• Assignment:
Return each line of the records below in which the string "accent" turns up.

• Task inputs:
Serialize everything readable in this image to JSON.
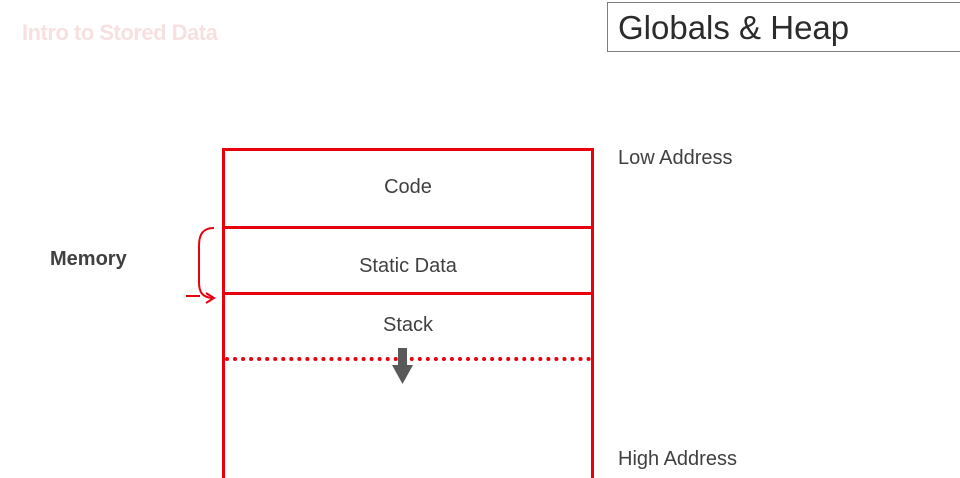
{
  "header": {
    "faint_text": "Intro to Stored Data",
    "title": "Globals & Heap"
  },
  "diagram": {
    "left_label": "Memory",
    "low_address": "Low Address",
    "high_address": "High Address",
    "segments": [
      "Code",
      "Static Data",
      "Stack"
    ]
  },
  "colors": {
    "segment_border": "#e8000d",
    "annotation": "#e8000d",
    "arrow": "#595959",
    "text": "#404040"
  }
}
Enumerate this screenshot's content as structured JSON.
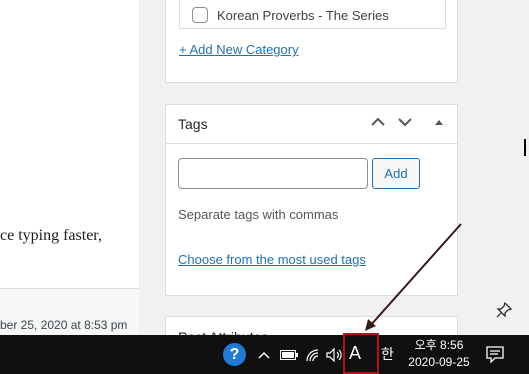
{
  "editor": {
    "body_text_fragment": "ce typing faster,",
    "last_edited": "ber 25, 2020 at 8:53 pm"
  },
  "categories": {
    "items": [
      {
        "label": "Korean Proverbs - The Series",
        "checked": false
      }
    ],
    "add_link": "+ Add New Category"
  },
  "tags": {
    "title": "Tags",
    "input_value": "",
    "add_button": "Add",
    "help": "Separate tags with commas",
    "most_used_link": "Choose from the most used tags",
    "controls": [
      "chevron-up-icon",
      "chevron-down-icon",
      "triangle-up-icon"
    ]
  },
  "attributes": {
    "title": "Post Attributes"
  },
  "taskbar": {
    "help_glyph": "?",
    "ime_mode": "A",
    "han_key": "한",
    "time": "오후 8:56",
    "date": "2020-09-25"
  },
  "colors": {
    "link": "#2271b1",
    "taskbar": "#101010",
    "highlight_box": "#b01414",
    "help_icon": "#1f7ad8"
  }
}
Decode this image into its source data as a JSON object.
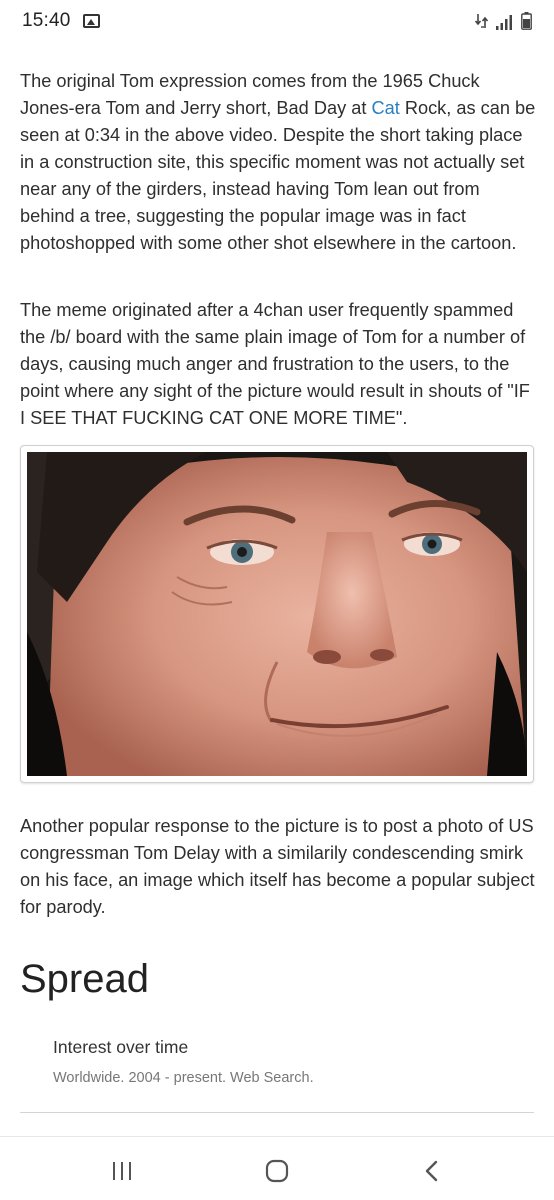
{
  "status_bar": {
    "time": "15:40",
    "icons": [
      "gallery-notification-icon",
      "data-transfer-icon",
      "signal-icon",
      "battery-icon"
    ]
  },
  "article": {
    "paragraph_1": {
      "before_link": "The original Tom expression comes from the 1965 Chuck Jones-era Tom and Jerry short, Bad Day at ",
      "link_text": "Cat",
      "after_link": " Rock, as can be seen at 0:34 in the above video. Despite the short taking place in a construction site, this specific moment was not actually set near any of the girders, instead having Tom lean out from behind a tree, suggesting the popular image was in fact photoshopped with some other shot elsewhere in the cartoon."
    },
    "paragraph_2": "The meme originated after a 4chan user frequently spammed the /b/ board with the same plain image of Tom for a number of days, causing much anger and frustration to the users, to the point where any sight of the picture would result in shouts of \"IF I SEE THAT FUCKING CAT ONE MORE TIME\".",
    "paragraph_3": "Another popular response to the picture is to post a photo of US congressman Tom Delay with a similarily condescending smirk on his face, an image which itself has become a popular subject for parody.",
    "section_heading": "Spread",
    "trends": {
      "title": "Interest over time",
      "subtitle": "Worldwide. 2004 - present. Web Search."
    }
  },
  "colors": {
    "link": "#2a7fc1",
    "text": "#2f2f2f"
  },
  "nav_bar": {
    "buttons": [
      "recent-apps",
      "home",
      "back"
    ]
  }
}
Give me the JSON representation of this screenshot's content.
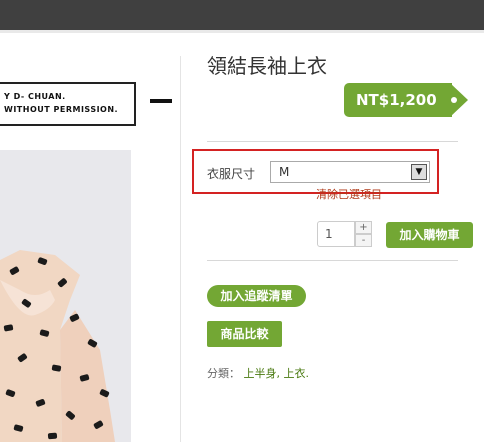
{
  "product": {
    "title": "領結長袖上衣",
    "price": "NT$1,200"
  },
  "watermark": {
    "line1": "Y D- CHUAN.",
    "line2": "WITHOUT PERMISSION."
  },
  "options": {
    "size_label": "衣服尺寸",
    "size_value": "M",
    "clear_label": "清除已選項目"
  },
  "cart": {
    "quantity": "1",
    "qty_up": "+",
    "qty_down": "-",
    "add_to_cart_label": "加入購物車"
  },
  "actions": {
    "wishlist_label": "加入追蹤清單",
    "compare_label": "商品比較"
  },
  "category": {
    "label": "分類：",
    "links": [
      "上半身",
      "上衣."
    ]
  },
  "colors": {
    "accent": "#73a734",
    "highlight_border": "#d42222",
    "top_bar": "#404040"
  }
}
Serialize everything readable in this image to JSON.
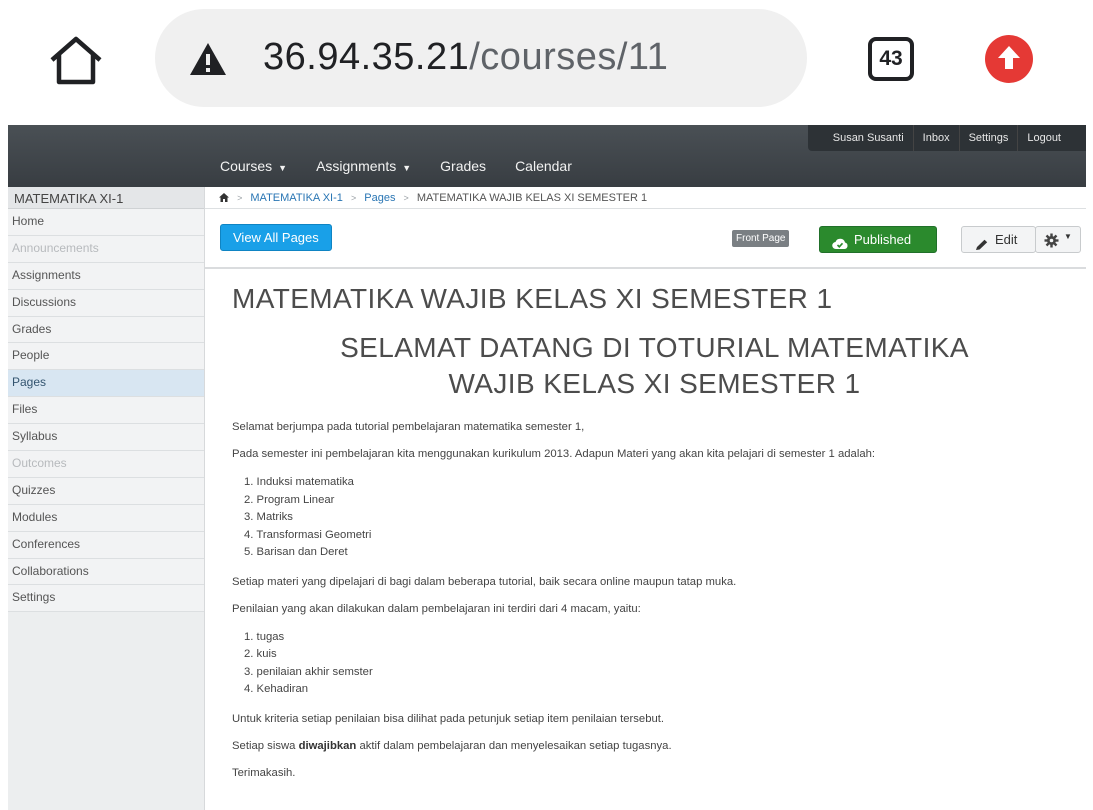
{
  "browser": {
    "url_host": "36.94.35.21",
    "url_path": "/courses/11",
    "tab_count": "43",
    "icons": [
      "home-icon",
      "warning-icon",
      "tabs-icon",
      "update-icon"
    ]
  },
  "header": {
    "user_nav": [
      "Susan Susanti",
      "Inbox",
      "Settings",
      "Logout"
    ],
    "menu": [
      {
        "label": "Courses",
        "has_caret": true
      },
      {
        "label": "Assignments",
        "has_caret": true
      },
      {
        "label": "Grades",
        "has_caret": false
      },
      {
        "label": "Calendar",
        "has_caret": false
      }
    ]
  },
  "sidebar": {
    "course_name": "MATEMATIKA XI-1",
    "items": [
      {
        "label": "Home",
        "state": "normal"
      },
      {
        "label": "Announcements",
        "state": "disabled"
      },
      {
        "label": "Assignments",
        "state": "normal"
      },
      {
        "label": "Discussions",
        "state": "normal"
      },
      {
        "label": "Grades",
        "state": "normal"
      },
      {
        "label": "People",
        "state": "normal"
      },
      {
        "label": "Pages",
        "state": "active"
      },
      {
        "label": "Files",
        "state": "normal"
      },
      {
        "label": "Syllabus",
        "state": "normal"
      },
      {
        "label": "Outcomes",
        "state": "disabled"
      },
      {
        "label": "Quizzes",
        "state": "normal"
      },
      {
        "label": "Modules",
        "state": "normal"
      },
      {
        "label": "Conferences",
        "state": "normal"
      },
      {
        "label": "Collaborations",
        "state": "normal"
      },
      {
        "label": "Settings",
        "state": "normal"
      }
    ]
  },
  "breadcrumb": {
    "course": "MATEMATIKA XI-1",
    "section": "Pages",
    "current": "MATEMATIKA WAJIB KELAS XI SEMESTER 1"
  },
  "toolbar": {
    "view_all_label": "View All Pages",
    "front_page_badge": "Front Page",
    "published_label": "Published",
    "edit_label": "Edit",
    "colors": {
      "view_all": "#19a0e8",
      "published": "#2b8a2d"
    }
  },
  "page": {
    "title": "MATEMATIKA WAJIB KELAS XI SEMESTER 1",
    "heading_line1": "SELAMAT DATANG DI TOTURIAL MATEMATIKA",
    "heading_line2": "WAJIB KELAS XI SEMESTER 1",
    "intro": "Selamat berjumpa pada tutorial pembelajaran matematika semester 1,",
    "materi_intro": "Pada semester ini pembelajaran kita menggunakan kurikulum 2013. Adapun Materi yang akan kita pelajari di semester 1 adalah:",
    "materi": [
      "1. Induksi matematika",
      "2. Program Linear",
      "3. Matriks",
      "4. Transformasi Geometri",
      "5. Barisan dan Deret"
    ],
    "tutorial_note": "Setiap materi yang dipelajari di bagi dalam beberapa tutorial, baik secara online maupun tatap muka.",
    "penilaian_intro": "Penilaian yang akan dilakukan dalam pembelajaran ini terdiri dari 4 macam, yaitu:",
    "penilaian": [
      "1. tugas",
      "2. kuis",
      "3. penilaian akhir semster",
      "4. Kehadiran"
    ],
    "kriteria": "Untuk kriteria setiap penilaian bisa dilihat pada petunjuk setiap item penilaian tersebut.",
    "wajib_pre": "Setiap siswa ",
    "wajib_bold": "diwajibkan",
    "wajib_post": " aktif dalam pembelajaran dan menyelesaikan setiap tugasnya.",
    "closing": "Terimakasih."
  }
}
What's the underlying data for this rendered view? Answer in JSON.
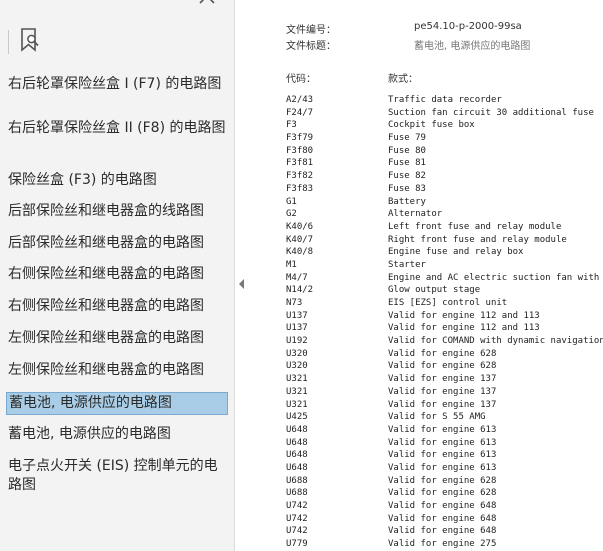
{
  "sidebar": {
    "items": [
      {
        "label": "右后轮罩保险丝盒 I (F7) 的电路图",
        "selected": false
      },
      {
        "label": "右后轮罩保险丝盒 II (F8) 的电路图",
        "selected": false
      },
      {
        "label": "保险丝盒 (F3) 的电路图",
        "selected": false
      },
      {
        "label": "后部保险丝和继电器盒的线路图",
        "selected": false
      },
      {
        "label": "后部保险丝和继电器盒的电路图",
        "selected": false
      },
      {
        "label": "右侧保险丝和继电器盒的电路图",
        "selected": false
      },
      {
        "label": "右侧保险丝和继电器盒的电路图",
        "selected": false
      },
      {
        "label": "左侧保险丝和继电器盒的电路图",
        "selected": false
      },
      {
        "label": "左侧保险丝和继电器盒的电路图",
        "selected": false
      },
      {
        "label": "蓄电池, 电源供应的电路图",
        "selected": true
      },
      {
        "label": "蓄电池, 电源供应的电路图",
        "selected": false
      },
      {
        "label": "电子点火开关 (EIS) 控制单元的电路图",
        "selected": false
      }
    ]
  },
  "document": {
    "file_number_label": "文件编号：",
    "file_number_value": "pe54.10-p-2000-99sa",
    "file_title_label": "文件标题：",
    "file_title_value": "蓄电池, 电源供应的电路图",
    "code_header": "代码：",
    "desc_header": "款式：",
    "rows": [
      {
        "code": "A2/43",
        "desc": "Traffic data recorder"
      },
      {
        "code": "F24/7",
        "desc": "Suction fan circuit 30 additional fuse"
      },
      {
        "code": "F3",
        "desc": "Cockpit fuse box"
      },
      {
        "code": "F3f79",
        "desc": "Fuse 79"
      },
      {
        "code": "F3f80",
        "desc": "Fuse 80"
      },
      {
        "code": "F3f81",
        "desc": "Fuse 81"
      },
      {
        "code": "F3f82",
        "desc": "Fuse 82"
      },
      {
        "code": "F3f83",
        "desc": "Fuse 83"
      },
      {
        "code": "G1",
        "desc": "Battery"
      },
      {
        "code": "G2",
        "desc": "Alternator"
      },
      {
        "code": "K40/6",
        "desc": "Left front fuse and relay module"
      },
      {
        "code": "K40/7",
        "desc": "Right front fuse and relay module"
      },
      {
        "code": "K40/8",
        "desc": "Engine fuse and relay box"
      },
      {
        "code": "M1",
        "desc": "Starter"
      },
      {
        "code": "M4/7",
        "desc": "Engine and AC electric suction fan with int"
      },
      {
        "code": "N14/2",
        "desc": "Glow output stage"
      },
      {
        "code": "N73",
        "desc": "EIS [EZS] control unit"
      },
      {
        "code": "U137",
        "desc": "Valid for engine 112 and 113"
      },
      {
        "code": "U137",
        "desc": "Valid for engine 112 and 113"
      },
      {
        "code": "U192",
        "desc": "Valid for COMAND with dynamic navigation"
      },
      {
        "code": "U320",
        "desc": "Valid for engine 628"
      },
      {
        "code": "U320",
        "desc": "Valid for engine 628"
      },
      {
        "code": "U321",
        "desc": "Valid for engine 137"
      },
      {
        "code": "U321",
        "desc": "Valid for engine 137"
      },
      {
        "code": "U321",
        "desc": "Valid for engine 137"
      },
      {
        "code": "U425",
        "desc": "Valid for S 55 AMG"
      },
      {
        "code": "U648",
        "desc": "Valid for engine 613"
      },
      {
        "code": "U648",
        "desc": "Valid for engine 613"
      },
      {
        "code": "U648",
        "desc": "Valid for engine 613"
      },
      {
        "code": "U648",
        "desc": "Valid for engine 613"
      },
      {
        "code": "U688",
        "desc": "Valid for engine 628"
      },
      {
        "code": "U688",
        "desc": "Valid for engine 628"
      },
      {
        "code": "U742",
        "desc": "Valid for engine 648"
      },
      {
        "code": "U742",
        "desc": "Valid for engine 648"
      },
      {
        "code": "U742",
        "desc": "Valid for engine 648"
      },
      {
        "code": "U779",
        "desc": "Valid for engine 275"
      }
    ]
  }
}
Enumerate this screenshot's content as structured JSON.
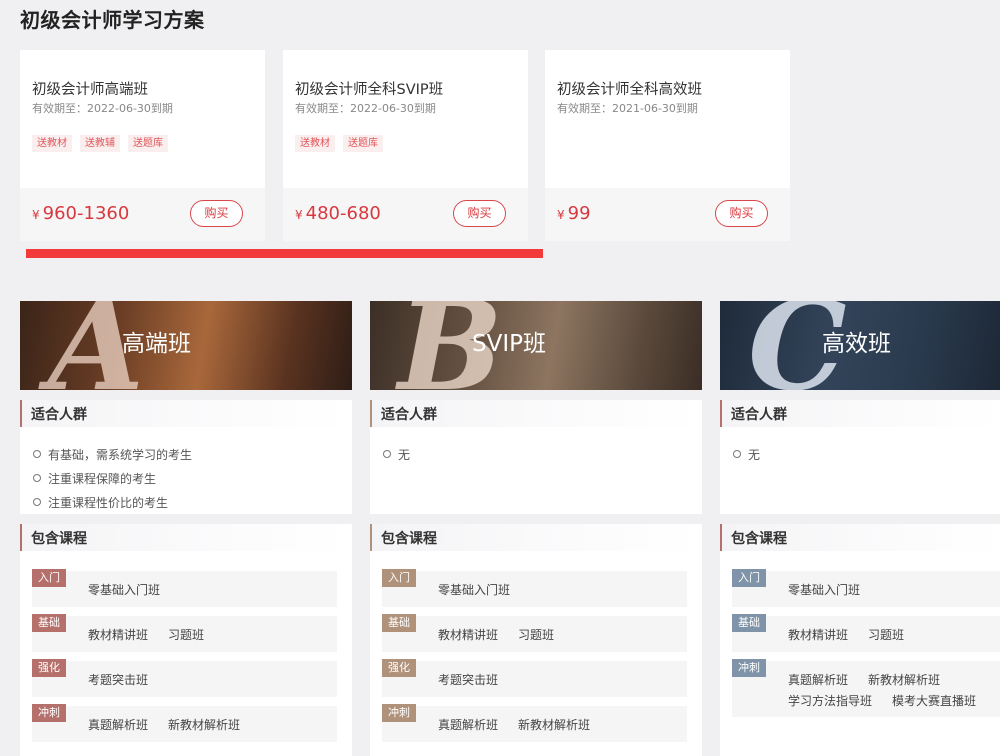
{
  "page_title": "初级会计师学习方案",
  "price_cards": [
    {
      "name": "初级会计师高端班",
      "valid": "有效期至：2022-06-30到期",
      "tags": [
        "送教材",
        "送教辅",
        "送题库"
      ],
      "currency": "¥",
      "price": "960-1360",
      "buy": "购买"
    },
    {
      "name": "初级会计师全科SVIP班",
      "valid": "有效期至：2022-06-30到期",
      "tags": [
        "送教材",
        "送题库"
      ],
      "currency": "¥",
      "price": "480-680",
      "buy": "购买"
    },
    {
      "name": "初级会计师全科高效班",
      "valid": "有效期至：2021-06-30到期",
      "tags": [],
      "currency": "¥",
      "price": "99",
      "buy": "购买"
    }
  ],
  "columns": [
    {
      "letter": "A",
      "title": "高端班",
      "accent": "#b5706c",
      "audience_label": "适合人群",
      "audience": [
        "有基础，需系统学习的考生",
        "注重课程保障的考生",
        "注重课程性价比的考生"
      ],
      "courses_label": "包含课程",
      "courses": [
        {
          "level": "入门",
          "items": [
            "零基础入门班"
          ]
        },
        {
          "level": "基础",
          "items": [
            "教材精讲班",
            "习题班"
          ]
        },
        {
          "level": "强化",
          "items": [
            "考题突击班"
          ]
        },
        {
          "level": "冲刺",
          "items": [
            "真题解析班",
            "新教材解析班"
          ]
        }
      ]
    },
    {
      "letter": "B",
      "title": "SVIP班",
      "accent": "#b0927a",
      "audience_label": "适合人群",
      "audience": [
        "无"
      ],
      "courses_label": "包含课程",
      "courses": [
        {
          "level": "入门",
          "items": [
            "零基础入门班"
          ]
        },
        {
          "level": "基础",
          "items": [
            "教材精讲班",
            "习题班"
          ]
        },
        {
          "level": "强化",
          "items": [
            "考题突击班"
          ]
        },
        {
          "level": "冲刺",
          "items": [
            "真题解析班",
            "新教材解析班"
          ]
        }
      ]
    },
    {
      "letter": "C",
      "title": "高效班",
      "accent": "#7f94a8",
      "audience_label": "适合人群",
      "audience": [
        "无"
      ],
      "courses_label": "包含课程",
      "courses": [
        {
          "level": "入门",
          "items": [
            "零基础入门班"
          ]
        },
        {
          "level": "基础",
          "items": [
            "教材精讲班",
            "习题班"
          ]
        },
        {
          "level": "冲刺",
          "items": [
            "真题解析班",
            "新教材解析班",
            "学习方法指导班",
            "模考大赛直播班"
          ]
        }
      ]
    }
  ]
}
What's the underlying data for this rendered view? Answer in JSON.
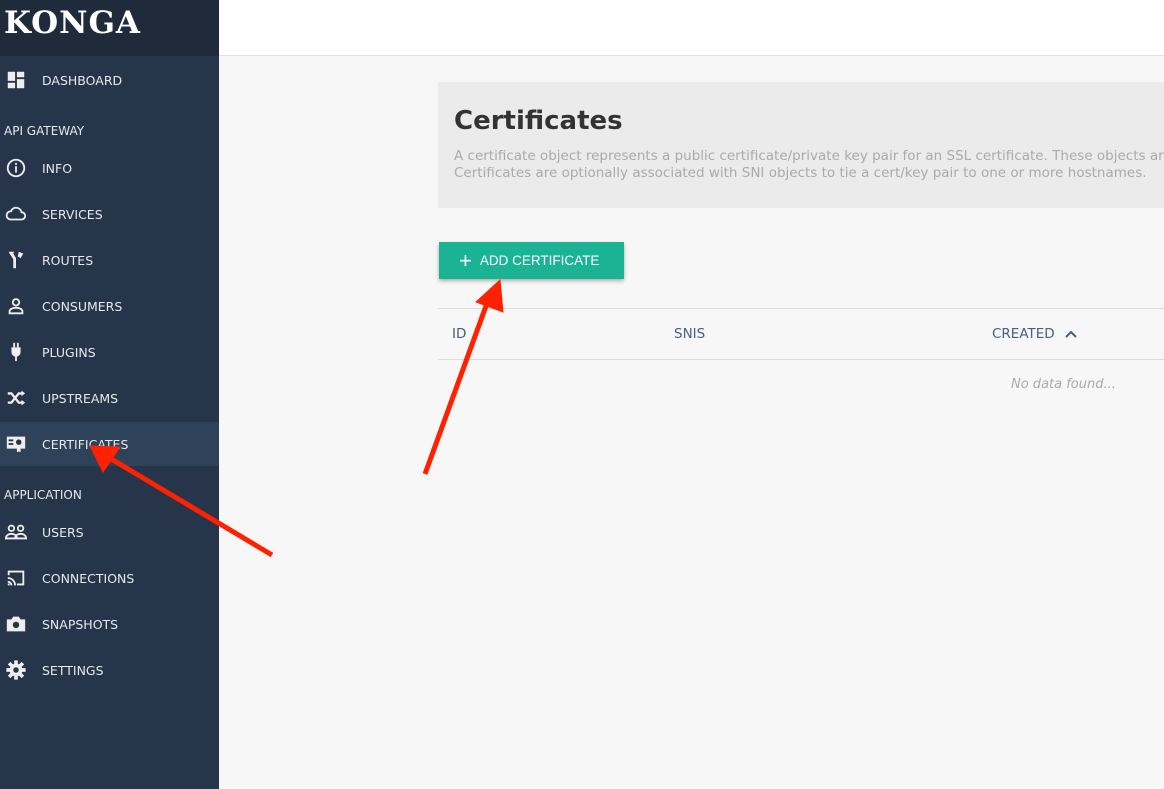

• Result for this exercise:
    "accent": "#73a734",
      "accent": "#b5706c",
      "accent": "#b0927a",
      "accent": "#7f94a8",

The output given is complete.